#### Data under study
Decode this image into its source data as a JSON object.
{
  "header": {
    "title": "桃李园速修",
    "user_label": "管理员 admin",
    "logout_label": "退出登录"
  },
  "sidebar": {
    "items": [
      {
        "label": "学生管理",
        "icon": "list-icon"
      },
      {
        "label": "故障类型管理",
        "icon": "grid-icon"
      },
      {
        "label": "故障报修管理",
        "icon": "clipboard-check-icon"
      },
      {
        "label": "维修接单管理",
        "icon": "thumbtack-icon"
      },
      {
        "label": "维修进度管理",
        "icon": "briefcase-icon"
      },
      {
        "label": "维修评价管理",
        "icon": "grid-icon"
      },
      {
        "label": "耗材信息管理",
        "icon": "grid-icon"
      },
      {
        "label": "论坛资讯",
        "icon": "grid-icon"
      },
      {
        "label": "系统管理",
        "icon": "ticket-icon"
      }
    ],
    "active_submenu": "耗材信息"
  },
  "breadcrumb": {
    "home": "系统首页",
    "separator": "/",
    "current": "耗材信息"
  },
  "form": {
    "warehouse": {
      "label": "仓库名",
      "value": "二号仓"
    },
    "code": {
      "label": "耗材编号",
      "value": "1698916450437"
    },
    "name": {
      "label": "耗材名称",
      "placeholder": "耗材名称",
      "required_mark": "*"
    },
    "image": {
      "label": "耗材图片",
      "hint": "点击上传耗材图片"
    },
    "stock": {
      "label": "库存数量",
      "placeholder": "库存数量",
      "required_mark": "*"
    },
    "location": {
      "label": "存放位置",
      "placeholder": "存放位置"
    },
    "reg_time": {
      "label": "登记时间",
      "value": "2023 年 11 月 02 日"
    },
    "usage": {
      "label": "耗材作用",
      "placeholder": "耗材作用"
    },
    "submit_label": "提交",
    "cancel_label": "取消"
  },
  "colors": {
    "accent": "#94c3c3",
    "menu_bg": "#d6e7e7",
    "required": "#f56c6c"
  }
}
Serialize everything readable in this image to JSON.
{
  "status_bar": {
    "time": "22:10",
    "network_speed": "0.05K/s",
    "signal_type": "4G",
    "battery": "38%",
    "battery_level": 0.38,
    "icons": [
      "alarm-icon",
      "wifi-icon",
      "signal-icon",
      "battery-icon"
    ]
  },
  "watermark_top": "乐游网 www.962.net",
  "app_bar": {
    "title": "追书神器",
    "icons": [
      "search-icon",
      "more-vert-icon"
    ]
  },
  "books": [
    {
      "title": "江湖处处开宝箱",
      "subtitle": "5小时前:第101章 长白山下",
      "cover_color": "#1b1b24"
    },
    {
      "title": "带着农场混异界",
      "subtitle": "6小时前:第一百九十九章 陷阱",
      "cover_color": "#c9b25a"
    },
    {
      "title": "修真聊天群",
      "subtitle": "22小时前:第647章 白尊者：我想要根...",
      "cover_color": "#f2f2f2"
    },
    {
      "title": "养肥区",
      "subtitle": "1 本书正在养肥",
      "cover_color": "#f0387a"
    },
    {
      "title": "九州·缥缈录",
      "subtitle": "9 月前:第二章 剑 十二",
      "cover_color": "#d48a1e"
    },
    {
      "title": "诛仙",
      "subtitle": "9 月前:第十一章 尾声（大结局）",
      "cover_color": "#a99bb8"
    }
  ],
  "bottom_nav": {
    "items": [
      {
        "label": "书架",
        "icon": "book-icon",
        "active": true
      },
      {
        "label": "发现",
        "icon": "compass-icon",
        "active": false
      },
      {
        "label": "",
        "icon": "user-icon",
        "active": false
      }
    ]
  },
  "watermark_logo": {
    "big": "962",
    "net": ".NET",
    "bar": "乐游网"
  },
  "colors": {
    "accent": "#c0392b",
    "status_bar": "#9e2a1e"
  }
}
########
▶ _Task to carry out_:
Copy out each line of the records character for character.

▶ _Solution for this task_:
Decode this image into its source data as a JSON object.
{
  "header": {
    "title": "桃李园速修",
    "user_label": "管理员 admin",
    "logout_label": "退出登录"
  },
  "sidebar": {
    "items": [
      {
        "label": "学生管理",
        "icon": "list-icon"
      },
      {
        "label": "故障类型管理",
        "icon": "grid-icon"
      },
      {
        "label": "故障报修管理",
        "icon": "clipboard-check-icon"
      },
      {
        "label": "维修接单管理",
        "icon": "thumbtack-icon"
      },
      {
        "label": "维修进度管理",
        "icon": "briefcase-icon"
      },
      {
        "label": "维修评价管理",
        "icon": "grid-icon"
      },
      {
        "label": "耗材信息管理",
        "icon": "grid-icon"
      },
      {
        "label": "论坛资讯",
        "icon": "grid-icon"
      },
      {
        "label": "系统管理",
        "icon": "ticket-icon"
      }
    ],
    "active_submenu": "耗材信息"
  },
  "breadcrumb": {
    "home": "系统首页",
    "separator": "/",
    "current": "耗材信息"
  },
  "form": {
    "warehouse": {
      "label": "仓库名",
      "value": "二号仓"
    },
    "code": {
      "label": "耗材编号",
      "value": "1698916450437"
    },
    "name": {
      "label": "耗材名称",
      "placeholder": "耗材名称",
      "required_mark": "*"
    },
    "image": {
      "label": "耗材图片",
      "hint": "点击上传耗材图片"
    },
    "stock": {
      "label": "库存数量",
      "placeholder": "库存数量",
      "required_mark": "*"
    },
    "location": {
      "label": "存放位置",
      "placeholder": "存放位置"
    },
    "reg_time": {
      "label": "登记时间",
      "value": "2023 年 11 月 02 日"
    },
    "usage": {
      "label": "耗材作用",
      "placeholder": "耗材作用"
    },
    "submit_label": "提交",
    "cancel_label": "取消"
  },
  "colors": {
    "accent": "#94c3c3",
    "menu_bg": "#d6e7e7",
    "required": "#f56c6c"
  }
}
Serialize everything readable in this image to JSON.
{
  "status_bar": {
    "time": "22:10",
    "network_speed": "0.05K/s",
    "signal_type": "4G",
    "battery": "38%",
    "battery_level": 0.38,
    "icons": [
      "alarm-icon",
      "wifi-icon",
      "signal-icon",
      "battery-icon"
    ]
  },
  "watermark_top": "乐游网 www.962.net",
  "app_bar": {
    "title": "追书神器",
    "icons": [
      "search-icon",
      "more-vert-icon"
    ]
  },
  "books": [
    {
      "title": "江湖处处开宝箱",
      "subtitle": "5小时前:第101章 长白山下",
      "cover_color": "#1b1b24"
    },
    {
      "title": "带着农场混异界",
      "subtitle": "6小时前:第一百九十九章 陷阱",
      "cover_color": "#c9b25a"
    },
    {
      "title": "修真聊天群",
      "subtitle": "22小时前:第647章 白尊者：我想要根...",
      "cover_color": "#f2f2f2"
    },
    {
      "title": "养肥区",
      "subtitle": "1 本书正在养肥",
      "cover_color": "#f0387a"
    },
    {
      "title": "九州·缥缈录",
      "subtitle": "9 月前:第二章 剑 十二",
      "cover_color": "#d48a1e"
    },
    {
      "title": "诛仙",
      "subtitle": "9 月前:第十一章 尾声（大结局）",
      "cover_color": "#a99bb8"
    }
  ],
  "bottom_nav": {
    "items": [
      {
        "label": "书架",
        "icon": "book-icon",
        "active": true
      },
      {
        "label": "发现",
        "icon": "compass-icon",
        "active": false
      },
      {
        "label": "",
        "icon": "user-icon",
        "active": false
      }
    ]
  },
  "watermark_logo": {
    "big": "962",
    "net": ".NET",
    "bar": "乐游网"
  },
  "colors": {
    "accent": "#c0392b",
    "status_bar": "#9e2a1e"
  }
}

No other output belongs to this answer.